EXERCISE GOAL:
Go through the entries below and count the lines where "clients" occurs. Give nothing but that number.

*** PROVIDED ENTRIES Section Begins ***

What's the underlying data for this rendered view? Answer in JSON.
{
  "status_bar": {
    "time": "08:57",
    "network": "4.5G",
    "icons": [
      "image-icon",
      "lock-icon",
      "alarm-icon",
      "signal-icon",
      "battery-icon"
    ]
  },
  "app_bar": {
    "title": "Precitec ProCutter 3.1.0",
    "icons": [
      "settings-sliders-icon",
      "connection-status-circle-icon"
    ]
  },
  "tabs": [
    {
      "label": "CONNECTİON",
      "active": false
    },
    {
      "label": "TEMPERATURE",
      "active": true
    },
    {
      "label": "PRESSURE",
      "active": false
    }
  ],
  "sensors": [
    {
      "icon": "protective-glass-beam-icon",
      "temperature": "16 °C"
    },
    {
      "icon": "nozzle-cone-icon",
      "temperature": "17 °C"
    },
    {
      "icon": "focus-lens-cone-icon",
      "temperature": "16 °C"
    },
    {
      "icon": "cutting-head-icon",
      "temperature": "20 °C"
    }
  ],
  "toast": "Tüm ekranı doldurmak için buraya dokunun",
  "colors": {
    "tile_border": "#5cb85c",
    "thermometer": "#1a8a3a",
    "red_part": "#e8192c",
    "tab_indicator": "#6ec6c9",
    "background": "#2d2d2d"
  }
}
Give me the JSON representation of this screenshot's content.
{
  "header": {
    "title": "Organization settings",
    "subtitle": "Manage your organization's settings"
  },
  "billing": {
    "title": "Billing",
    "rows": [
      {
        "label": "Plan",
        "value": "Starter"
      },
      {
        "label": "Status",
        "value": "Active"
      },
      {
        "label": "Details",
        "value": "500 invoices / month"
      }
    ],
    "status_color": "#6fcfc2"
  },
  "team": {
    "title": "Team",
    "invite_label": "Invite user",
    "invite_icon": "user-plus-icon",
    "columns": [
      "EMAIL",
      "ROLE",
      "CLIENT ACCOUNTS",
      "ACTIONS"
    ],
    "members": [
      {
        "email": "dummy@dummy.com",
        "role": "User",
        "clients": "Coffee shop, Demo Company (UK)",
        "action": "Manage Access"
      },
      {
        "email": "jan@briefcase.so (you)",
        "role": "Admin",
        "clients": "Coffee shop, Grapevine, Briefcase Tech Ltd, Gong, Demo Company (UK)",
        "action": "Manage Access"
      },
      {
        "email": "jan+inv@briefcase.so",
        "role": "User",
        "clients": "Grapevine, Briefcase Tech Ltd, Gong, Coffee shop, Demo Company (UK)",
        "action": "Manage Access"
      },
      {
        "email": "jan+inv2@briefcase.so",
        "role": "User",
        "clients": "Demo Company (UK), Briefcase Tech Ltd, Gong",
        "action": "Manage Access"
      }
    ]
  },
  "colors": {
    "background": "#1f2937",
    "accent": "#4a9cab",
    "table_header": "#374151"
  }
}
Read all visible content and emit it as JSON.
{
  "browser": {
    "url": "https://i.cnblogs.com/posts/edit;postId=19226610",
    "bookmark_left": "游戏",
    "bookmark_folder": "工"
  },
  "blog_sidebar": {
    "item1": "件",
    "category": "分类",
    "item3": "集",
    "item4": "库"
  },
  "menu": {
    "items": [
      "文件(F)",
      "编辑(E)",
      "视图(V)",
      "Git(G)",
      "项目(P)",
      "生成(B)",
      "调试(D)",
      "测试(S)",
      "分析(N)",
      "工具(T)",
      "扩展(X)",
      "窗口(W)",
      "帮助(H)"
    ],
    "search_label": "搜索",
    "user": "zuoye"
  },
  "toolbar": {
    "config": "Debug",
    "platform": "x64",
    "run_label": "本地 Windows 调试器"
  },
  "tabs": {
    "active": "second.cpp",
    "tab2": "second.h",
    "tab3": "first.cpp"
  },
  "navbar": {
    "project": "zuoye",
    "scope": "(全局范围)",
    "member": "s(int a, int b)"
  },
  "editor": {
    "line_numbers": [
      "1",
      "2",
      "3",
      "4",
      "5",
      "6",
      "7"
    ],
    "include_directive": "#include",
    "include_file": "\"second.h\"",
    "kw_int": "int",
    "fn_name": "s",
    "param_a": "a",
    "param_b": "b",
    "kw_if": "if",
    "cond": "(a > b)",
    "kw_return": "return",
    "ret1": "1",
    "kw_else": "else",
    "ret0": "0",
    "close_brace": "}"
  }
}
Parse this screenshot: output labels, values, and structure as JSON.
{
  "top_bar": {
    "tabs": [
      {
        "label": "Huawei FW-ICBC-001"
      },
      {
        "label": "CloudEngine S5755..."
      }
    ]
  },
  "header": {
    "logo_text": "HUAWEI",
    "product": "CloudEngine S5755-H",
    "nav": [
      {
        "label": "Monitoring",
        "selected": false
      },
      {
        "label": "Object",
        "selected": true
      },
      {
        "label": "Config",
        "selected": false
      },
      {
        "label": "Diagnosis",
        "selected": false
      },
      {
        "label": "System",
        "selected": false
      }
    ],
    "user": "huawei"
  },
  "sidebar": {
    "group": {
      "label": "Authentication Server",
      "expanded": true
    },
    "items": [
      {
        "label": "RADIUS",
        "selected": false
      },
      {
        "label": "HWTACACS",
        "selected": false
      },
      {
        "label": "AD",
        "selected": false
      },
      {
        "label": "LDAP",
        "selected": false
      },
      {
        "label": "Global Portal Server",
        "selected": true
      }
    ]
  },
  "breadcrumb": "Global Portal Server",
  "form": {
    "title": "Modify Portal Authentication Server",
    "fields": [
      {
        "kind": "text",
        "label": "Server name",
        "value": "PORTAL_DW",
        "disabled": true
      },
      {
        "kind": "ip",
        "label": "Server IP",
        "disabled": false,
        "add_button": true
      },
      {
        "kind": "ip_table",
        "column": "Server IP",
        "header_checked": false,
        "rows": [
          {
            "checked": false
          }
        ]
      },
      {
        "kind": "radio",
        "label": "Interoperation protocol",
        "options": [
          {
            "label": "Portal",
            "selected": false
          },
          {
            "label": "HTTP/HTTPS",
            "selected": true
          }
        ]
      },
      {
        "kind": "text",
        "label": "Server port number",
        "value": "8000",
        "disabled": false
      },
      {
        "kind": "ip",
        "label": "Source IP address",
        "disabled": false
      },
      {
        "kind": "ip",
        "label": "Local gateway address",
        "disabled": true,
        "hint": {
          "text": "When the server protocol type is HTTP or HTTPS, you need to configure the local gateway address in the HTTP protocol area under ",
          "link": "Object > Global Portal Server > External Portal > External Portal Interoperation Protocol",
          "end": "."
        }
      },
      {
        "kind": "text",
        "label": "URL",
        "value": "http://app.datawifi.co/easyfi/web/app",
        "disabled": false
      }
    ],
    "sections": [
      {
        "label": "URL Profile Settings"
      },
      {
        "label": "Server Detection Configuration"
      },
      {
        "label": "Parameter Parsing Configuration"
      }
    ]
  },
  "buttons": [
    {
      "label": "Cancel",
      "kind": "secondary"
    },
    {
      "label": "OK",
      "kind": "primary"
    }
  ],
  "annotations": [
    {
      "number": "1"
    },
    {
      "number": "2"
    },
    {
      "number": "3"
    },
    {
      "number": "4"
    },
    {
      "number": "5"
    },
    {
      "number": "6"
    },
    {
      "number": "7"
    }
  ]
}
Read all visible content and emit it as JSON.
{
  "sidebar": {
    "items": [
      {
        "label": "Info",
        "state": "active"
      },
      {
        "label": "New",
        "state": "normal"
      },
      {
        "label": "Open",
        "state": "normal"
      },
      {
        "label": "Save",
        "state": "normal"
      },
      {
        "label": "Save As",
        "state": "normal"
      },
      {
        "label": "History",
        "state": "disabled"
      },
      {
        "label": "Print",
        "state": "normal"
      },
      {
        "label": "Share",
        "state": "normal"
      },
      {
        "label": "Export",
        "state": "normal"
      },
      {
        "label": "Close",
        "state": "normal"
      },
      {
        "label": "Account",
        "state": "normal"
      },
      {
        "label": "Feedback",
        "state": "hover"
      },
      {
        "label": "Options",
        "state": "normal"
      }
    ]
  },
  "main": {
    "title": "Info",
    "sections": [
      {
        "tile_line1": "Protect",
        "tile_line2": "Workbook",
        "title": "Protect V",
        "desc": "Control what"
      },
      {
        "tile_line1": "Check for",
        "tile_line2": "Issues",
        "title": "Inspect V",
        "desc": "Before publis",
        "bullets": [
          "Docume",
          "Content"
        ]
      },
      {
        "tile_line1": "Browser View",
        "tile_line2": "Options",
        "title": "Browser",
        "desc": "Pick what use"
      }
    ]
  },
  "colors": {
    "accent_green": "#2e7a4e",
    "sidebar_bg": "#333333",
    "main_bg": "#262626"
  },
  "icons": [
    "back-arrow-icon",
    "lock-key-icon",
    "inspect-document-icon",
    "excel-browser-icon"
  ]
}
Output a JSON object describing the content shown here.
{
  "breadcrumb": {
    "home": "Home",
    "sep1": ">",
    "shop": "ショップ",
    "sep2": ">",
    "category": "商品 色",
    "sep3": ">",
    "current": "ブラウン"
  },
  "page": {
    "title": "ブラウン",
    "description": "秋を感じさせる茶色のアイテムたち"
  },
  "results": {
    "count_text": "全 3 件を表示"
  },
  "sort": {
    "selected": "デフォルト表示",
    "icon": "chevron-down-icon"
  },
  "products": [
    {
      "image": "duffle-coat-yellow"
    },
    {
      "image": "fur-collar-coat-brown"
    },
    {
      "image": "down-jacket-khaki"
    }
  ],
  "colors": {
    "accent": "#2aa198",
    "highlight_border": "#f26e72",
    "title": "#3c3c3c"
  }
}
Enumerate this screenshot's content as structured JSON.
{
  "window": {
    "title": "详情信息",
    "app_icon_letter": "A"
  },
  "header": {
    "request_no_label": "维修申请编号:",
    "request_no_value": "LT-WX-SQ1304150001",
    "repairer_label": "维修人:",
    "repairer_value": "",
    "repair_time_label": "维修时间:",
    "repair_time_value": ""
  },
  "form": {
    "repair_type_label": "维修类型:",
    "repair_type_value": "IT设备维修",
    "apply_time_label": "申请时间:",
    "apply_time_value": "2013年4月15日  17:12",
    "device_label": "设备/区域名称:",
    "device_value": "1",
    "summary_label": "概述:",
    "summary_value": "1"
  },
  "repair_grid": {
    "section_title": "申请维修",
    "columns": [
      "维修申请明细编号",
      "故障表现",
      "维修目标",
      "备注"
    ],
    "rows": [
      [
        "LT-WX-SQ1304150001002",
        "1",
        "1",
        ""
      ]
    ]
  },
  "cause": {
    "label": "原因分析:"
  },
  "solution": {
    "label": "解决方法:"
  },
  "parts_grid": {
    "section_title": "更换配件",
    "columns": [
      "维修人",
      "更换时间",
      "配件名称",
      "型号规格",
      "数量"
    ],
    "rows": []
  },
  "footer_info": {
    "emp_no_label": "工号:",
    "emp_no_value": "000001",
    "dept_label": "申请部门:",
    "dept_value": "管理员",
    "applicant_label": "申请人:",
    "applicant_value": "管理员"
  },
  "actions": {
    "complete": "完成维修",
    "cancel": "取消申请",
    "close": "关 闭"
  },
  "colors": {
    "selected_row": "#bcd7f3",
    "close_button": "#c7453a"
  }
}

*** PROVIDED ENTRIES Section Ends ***

THE COMPLETED TASK:
4